Rhinaman retires from school position
STEUBENVILLE – William Rhinaman, the 53-year-old Steubenville City School District director of technology accused of lying to a special Jefferson County grand jury investigating issues related to an August 2012 rape of a Weirton teenage girl, retired effective Friday.
The city school board of education met in special session Friday to approve Rhinaman’s retirement.
Rhinaman has worked for the school district for approximately 27 years. He also worked for the Ohio Mid-Eastern Regional Education Service Agency.
The school board discussed the issue in executive session for 25 minutes before approving the single issue on the meeting agenda.
Board member Dr. Michael Giannamore abstained from voting.
“I have been the primary care physician for the Rhinaman family for the past 15 years and felt it was inappropriate for me to vote on this issue,” Giannamore said after the meeting.
Superintendent Michael McVey said the school district will contining using World Electronics on an as-needed basis for $70 an hour.
“I will meet with the school board personnel committee to prepare a list of duties of the director of technology and will advertise the job,” said McVey.
The 14-member panel has been meeting since April to determine if any adults, coaches or school administrators knew of the rape allegation but failed to report it as required by state law.
Two Steubenville High School students were convicted in March of rape and were sentenced to incarceration in the Ohio juvenile detention system.
The 53-year-old Rhinaman was named in a four-count secret indictment on Oct. 7 charging him of tampering with evidence, obstructing justice, obstructing official business and perjuring himself during a six-month-long special grand jury investigation reviewing whether additional crimes were committed regarding the Steubenville teen rape case.
Rhinaman was placed on a paid leave of absence by the school board after his indictment.
Rhinaman also was placed on an unpaid leave from his part-time job at Franciscan University of Steubenville.
According to a statement released by the university, Rhinaman was an adjunct professor in the graduate education department.
“He was placed on immediate administrative leave following news of his indictment. In such circumstances, it is Franciscan University’s standing practice to place individuals on administrative leave to allow them to focus on concerns external to their work for the university,” according to a press release issued by the university.

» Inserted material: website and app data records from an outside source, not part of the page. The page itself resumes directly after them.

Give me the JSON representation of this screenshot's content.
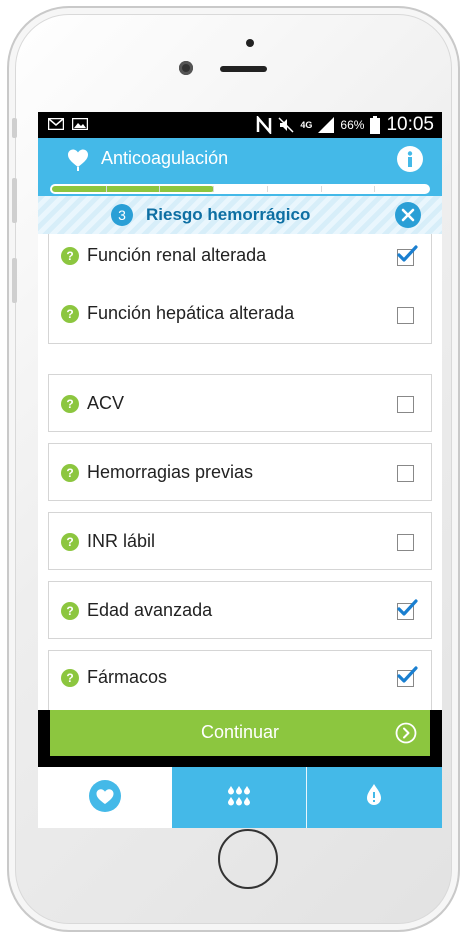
{
  "status_bar": {
    "time": "10:05",
    "battery_percent": "66%",
    "network": "4G",
    "icons": [
      "mail-icon",
      "image-icon",
      "nfc-icon",
      "mute-icon",
      "signal-icon",
      "battery-icon"
    ]
  },
  "header": {
    "title": "Anticoagulación",
    "icons": [
      "heart-icon",
      "info-icon"
    ]
  },
  "progress": {
    "value": 0.43,
    "segments": 7
  },
  "section": {
    "step": "3",
    "title": "Riesgo hemorrágico"
  },
  "items": [
    {
      "label": "Función renal alterada",
      "checked": true
    },
    {
      "label": "Función hepática alterada",
      "checked": false
    },
    {
      "label": "ACV",
      "checked": false
    },
    {
      "label": "Hemorragias previas",
      "checked": false
    },
    {
      "label": "INR lábil",
      "checked": false
    },
    {
      "label": "Edad avanzada",
      "checked": true
    },
    {
      "label": "Fármacos",
      "checked": true
    }
  ],
  "help_glyph": "?",
  "continue_button": {
    "label": "Continuar"
  },
  "tabs": [
    {
      "icon": "heart-icon",
      "active": true
    },
    {
      "icon": "drops-grid-icon",
      "active": false
    },
    {
      "icon": "blood-drop-icon",
      "active": false
    }
  ],
  "colors": {
    "primary_blue": "#44b9e8",
    "accent_green": "#8cc63f",
    "dark_blue": "#2a9fd6",
    "check_blue": "#1a7fd0"
  }
}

“Mr. Rhinaman had taught computers in education on a part-time adjunct basis at the university since 2008. The university does not expect to be contacted by the authorities in this case since the issues have nothing to do with Mr. Rhinaman’s work at Franciscan University. The university would, however, fully cooperate should they request assistance with their investigation,” according to the prepared statement.
Rhinaman appeared before visiting retired Summit County Judge Patricia Cosgrove last week for a pre-trial hearing but the case was delayed when he appeared without an attorney.

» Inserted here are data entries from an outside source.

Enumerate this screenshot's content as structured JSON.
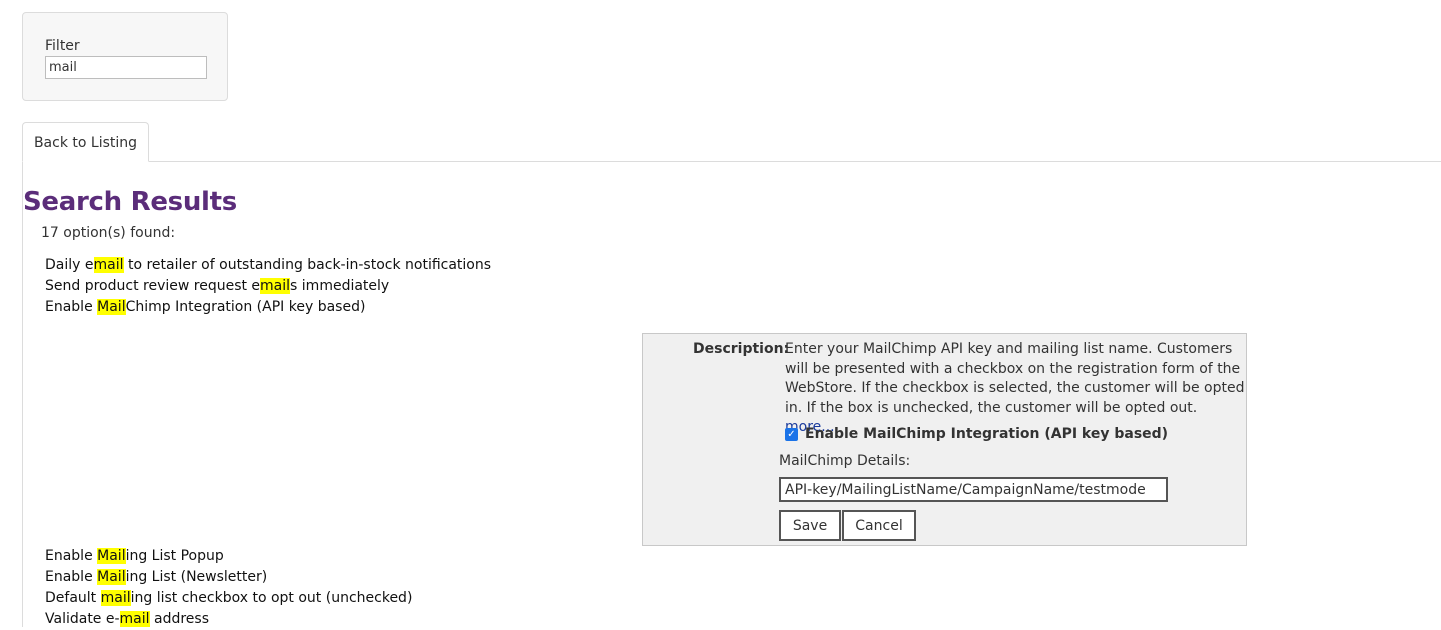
{
  "filter": {
    "label": "Filter",
    "value": "mail"
  },
  "tabs": {
    "back_label": "Back to Listing"
  },
  "search": {
    "title": "Search Results",
    "count_text": "17 option(s) found:",
    "results_top": [
      {
        "pre": "Daily e",
        "hl": "mail",
        "post": " to retailer of outstanding back-in-stock notifications"
      },
      {
        "pre": "Send product review request e",
        "hl": "mail",
        "post": "s immediately"
      },
      {
        "pre": "Enable ",
        "hl": "Mail",
        "post": "Chimp Integration (API key based)"
      }
    ],
    "results_bottom": [
      {
        "pre": "Enable ",
        "hl": "Mail",
        "post": "ing List Popup"
      },
      {
        "pre": "Enable ",
        "hl": "Mail",
        "post": "ing List (Newsletter)"
      },
      {
        "pre": "Default ",
        "hl": "mail",
        "post": "ing list checkbox to opt out (unchecked)"
      },
      {
        "pre": "Validate e-",
        "hl": "mail",
        "post": " address"
      }
    ]
  },
  "detail": {
    "description_label": "Description:",
    "description_text": "Enter your MailChimp API key and mailing list name. Customers will be presented with a checkbox on the registration form of the WebStore. If the checkbox is selected, the customer will be opted in. If the box is unchecked, the customer will be opted out.",
    "more_link": "more...",
    "enable_checked": true,
    "enable_label": "Enable MailChimp Integration (API key based)",
    "details_label": "MailChimp Details:",
    "details_value": "API-key/MailingListName/CampaignName/testmode",
    "save_label": "Save",
    "cancel_label": "Cancel"
  },
  "colors": {
    "title": "#5b2d7a",
    "highlight": "#ffff00",
    "link": "#1a3a9c",
    "checkbox": "#1a73e8"
  }
}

Rhinaman told Cosgrove he had hired an attorney from Akron after searching the Web but said Neil Rubin was unable to attend the pre-trial hearing.
“My understanding is the paperwork wasn’t completed yet and that is why he wasn’t able to be here today,” Rhinaman told the judge.

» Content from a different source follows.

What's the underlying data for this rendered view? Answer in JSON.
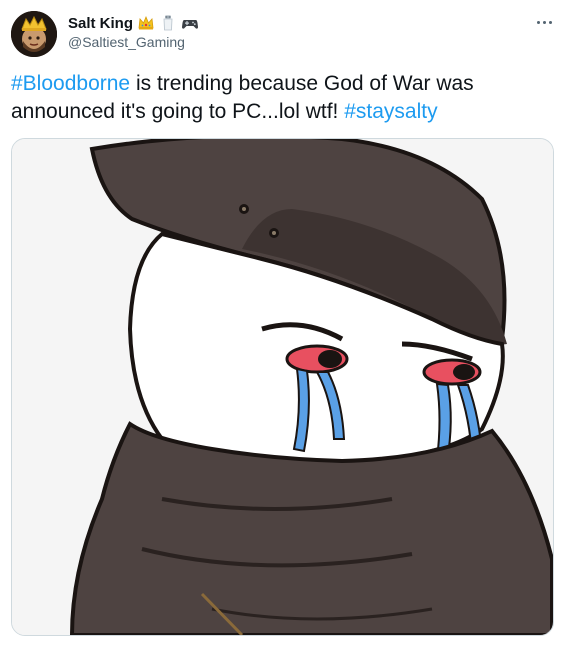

Rhinaman’s daughter, Hannah, was indicted last month on two charges of receiving stolen property and one charge of theft.
Ohio Attorney General Mike DeWine said Hannah Rhinaman’s alleged activities were discovered during the special grand jury proceedings but noted her indictment was not related to the rape investigation.
Both Rhinamans are scheduled to appear before Cosgrove for pre-trial hearings on Dec. 6.
“The special grand jury will return to work on Nov. 18. Their work is continuing and the investigation will go where it goes. We will follow the facts,” DeWine said last week.